Religion is a complex and important part of our society, making an imprint on culture, politics and everyday life. It is a source of guidance and comfort in times of trouble.
It is also a powerful force that influences our lives locally, nationally and globally. It can bring people together, but it also can promote social conflict.
Religious practices and beliefs can be found in many different cultures, reflected in literature, music, art and other forms of culture. It is a way of organising our lives and can guide us in making choices about our own personal morals.
Some definitions of religion use a single criterion monothetic, such as belief in spiritual beings or ultimate concern.

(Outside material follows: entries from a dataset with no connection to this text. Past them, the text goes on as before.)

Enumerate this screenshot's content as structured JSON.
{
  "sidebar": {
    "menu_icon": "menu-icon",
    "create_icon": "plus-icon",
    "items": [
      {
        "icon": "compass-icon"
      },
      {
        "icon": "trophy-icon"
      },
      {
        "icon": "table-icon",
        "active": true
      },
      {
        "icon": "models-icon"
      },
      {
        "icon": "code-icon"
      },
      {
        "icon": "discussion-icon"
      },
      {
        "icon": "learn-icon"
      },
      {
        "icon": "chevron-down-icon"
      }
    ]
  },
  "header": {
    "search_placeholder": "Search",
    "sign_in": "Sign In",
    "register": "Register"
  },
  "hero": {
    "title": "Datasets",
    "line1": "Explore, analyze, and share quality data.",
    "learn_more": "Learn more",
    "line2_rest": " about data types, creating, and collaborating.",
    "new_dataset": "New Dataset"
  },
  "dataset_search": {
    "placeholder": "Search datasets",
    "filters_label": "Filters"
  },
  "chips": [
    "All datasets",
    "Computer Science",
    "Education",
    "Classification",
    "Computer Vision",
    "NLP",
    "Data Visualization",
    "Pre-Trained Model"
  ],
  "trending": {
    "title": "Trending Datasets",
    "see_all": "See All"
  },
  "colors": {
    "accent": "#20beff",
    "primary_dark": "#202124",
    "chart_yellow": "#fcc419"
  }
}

Others, such as Emile Durkheim’s functional definition, drop the criterion and instead define religion as whatever system of practices unite a number of people into a moral community.
The broader range of what counts as religion has meant that the term has become a source of confounding debate in our modern society. A teeming variety of philosophies, ideologies and truth claims clamour for our attention, as globalization pushes peoples and cultures alike to engage with the world around them.
This has led to a shift in the philosophical study of religion away from substantive definitions and towards a polythetic approach. Advocates of this approach argue that religion is made up of a diverse set of societal features, and that these are the defining characteristics of the category.